The #1 reason you should delete your business blog right now? It’s the same reason some businesses shouldn't start one in the first place:
Your blog is a ghost town.
It’s deserted. Uncared for. Sure, there are a few posts, but it hasn’t been updated in forever. People who visit it can practically hear the wind blowing between empty buildings and see the tumbleweeds rolling across what should be a vibrant street full of conversation and commerce.
More than likely, you started strong, maybe referencing what you would post “next time”. And then there was no next time. Why?
Keeping up a blog takes time, writing skills, and subject matter expertise.
You probably have the last one in spades—you’re an expert at what you do. But what you aren’t an expert in? Blogging.
I know there’s a reason you started your blog. You’re probably aware of some of the statistics on blogging. (For example, according to HubSpot’s Sixth Annual Report of Inbound Marketing and Sales Trends, companies that blog are 13x more likely to generate a positive marketing ROI.)
A neglected blog, however, achieves an ROI of zero at best; at worst, it makes you look like you don't have follow through, which is the last thing you want your visitors to think about you as a business.
Let’s consider your options:
Option A) Kill your blog. Seriously, take it completely off line. Until you’re ready to invest time in it, it’s better to have no blog at all than to have one that looks like the Internet version of an abandoned warehouse.
NOTE: I firmly believe you should blog if you can keep it up on a regular basis. Don’t kill your blog unless you know you don’t have time to blog and don’t want to pay someone for it. Why? 54% more leads are generated by inbound tactics than traditional paid marketing; 2X as many marketers say inbound delivers below average cost per lead than outbound methods; and $20,000 is the average companies save per year by investing more in inbound marketing vs. outbound. (Source: https://www.hubspot.com/marketing-statistics)
Option B) Pay someone. People pay you to be the professional in your area of expertise; why not pay a professional writer to keep your content fresh and your audience engaged? There are plenty of writers out there who do that professionally, and they aren’t difficult to find. (Shameless plug: One of them is writing this article. For his blog. See what I did there?)
Option C) DIY. Develop a plan, get back in there, and start blogging again. If you have some time and the desire to improve your blogging skills, you can do it. Here are some suggestions:
- Create a regular, consistent writing/researching/editing/posting schedule, and make it a priority. (I recommend scheduling about five hours of blogging time per blog post, minimum.)
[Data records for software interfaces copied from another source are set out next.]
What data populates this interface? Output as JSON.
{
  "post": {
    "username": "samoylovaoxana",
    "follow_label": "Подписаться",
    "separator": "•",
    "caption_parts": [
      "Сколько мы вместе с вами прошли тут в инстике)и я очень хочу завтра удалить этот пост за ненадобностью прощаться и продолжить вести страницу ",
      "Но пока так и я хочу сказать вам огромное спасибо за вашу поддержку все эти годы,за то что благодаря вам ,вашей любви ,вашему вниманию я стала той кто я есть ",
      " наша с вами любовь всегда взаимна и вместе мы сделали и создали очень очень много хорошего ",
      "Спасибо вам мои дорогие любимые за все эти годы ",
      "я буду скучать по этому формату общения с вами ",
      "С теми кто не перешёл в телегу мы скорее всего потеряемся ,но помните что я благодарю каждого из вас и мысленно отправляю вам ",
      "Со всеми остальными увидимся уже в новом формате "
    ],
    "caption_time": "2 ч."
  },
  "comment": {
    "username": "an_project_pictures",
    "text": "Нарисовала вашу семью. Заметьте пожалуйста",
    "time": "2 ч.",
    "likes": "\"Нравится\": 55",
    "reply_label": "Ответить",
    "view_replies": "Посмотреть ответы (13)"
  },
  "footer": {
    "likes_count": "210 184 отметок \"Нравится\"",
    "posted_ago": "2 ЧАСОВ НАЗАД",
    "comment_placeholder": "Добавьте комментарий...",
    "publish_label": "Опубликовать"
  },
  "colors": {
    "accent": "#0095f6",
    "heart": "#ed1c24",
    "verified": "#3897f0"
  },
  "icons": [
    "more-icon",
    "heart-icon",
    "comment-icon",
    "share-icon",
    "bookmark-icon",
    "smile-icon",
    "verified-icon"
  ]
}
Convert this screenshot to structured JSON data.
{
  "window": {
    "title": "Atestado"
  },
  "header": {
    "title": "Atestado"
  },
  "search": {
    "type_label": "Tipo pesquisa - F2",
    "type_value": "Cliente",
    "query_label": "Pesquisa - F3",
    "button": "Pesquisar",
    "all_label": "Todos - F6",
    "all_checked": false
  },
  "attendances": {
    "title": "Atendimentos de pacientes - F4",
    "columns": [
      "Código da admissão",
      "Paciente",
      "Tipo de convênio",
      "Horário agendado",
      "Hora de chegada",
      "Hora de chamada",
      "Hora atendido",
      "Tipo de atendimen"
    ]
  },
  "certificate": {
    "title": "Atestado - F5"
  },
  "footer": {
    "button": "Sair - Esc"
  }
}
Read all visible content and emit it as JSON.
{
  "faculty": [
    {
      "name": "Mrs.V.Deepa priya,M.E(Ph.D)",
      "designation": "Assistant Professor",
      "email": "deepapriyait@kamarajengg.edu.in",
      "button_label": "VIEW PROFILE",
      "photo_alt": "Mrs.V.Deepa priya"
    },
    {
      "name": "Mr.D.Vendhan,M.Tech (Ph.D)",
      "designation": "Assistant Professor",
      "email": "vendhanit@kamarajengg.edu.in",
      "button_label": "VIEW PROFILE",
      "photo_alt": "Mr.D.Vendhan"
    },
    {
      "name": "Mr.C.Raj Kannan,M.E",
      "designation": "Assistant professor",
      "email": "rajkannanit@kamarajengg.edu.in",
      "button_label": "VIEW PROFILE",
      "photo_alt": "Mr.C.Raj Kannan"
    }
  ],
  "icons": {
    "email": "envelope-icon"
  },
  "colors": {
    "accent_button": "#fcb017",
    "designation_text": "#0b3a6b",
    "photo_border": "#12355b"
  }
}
- Use a simple format or writing prompts to focus your thoughts. (Comment on a trend in your industry, provide a case study, or write up a simple how-to article.)
- Promote your blog posts via social media and an email newsletter. Track the feedback and page visits to gauge effectiveness.
- Remember that your blog doesn’t have to be all writing—people love pictures and videos. If you’re comfortable in front of a camera, a video blog (aka vlog) might be a better option for you than a written one.
My point to all this is simple: Do not have a neglected blog on your website. Period. Whether you revive it, kill it, or pull it down temporarily while you consider your options, don’t let it sit there unattended to. Ghost towns may sometimes be interesting, but nobody spends money there.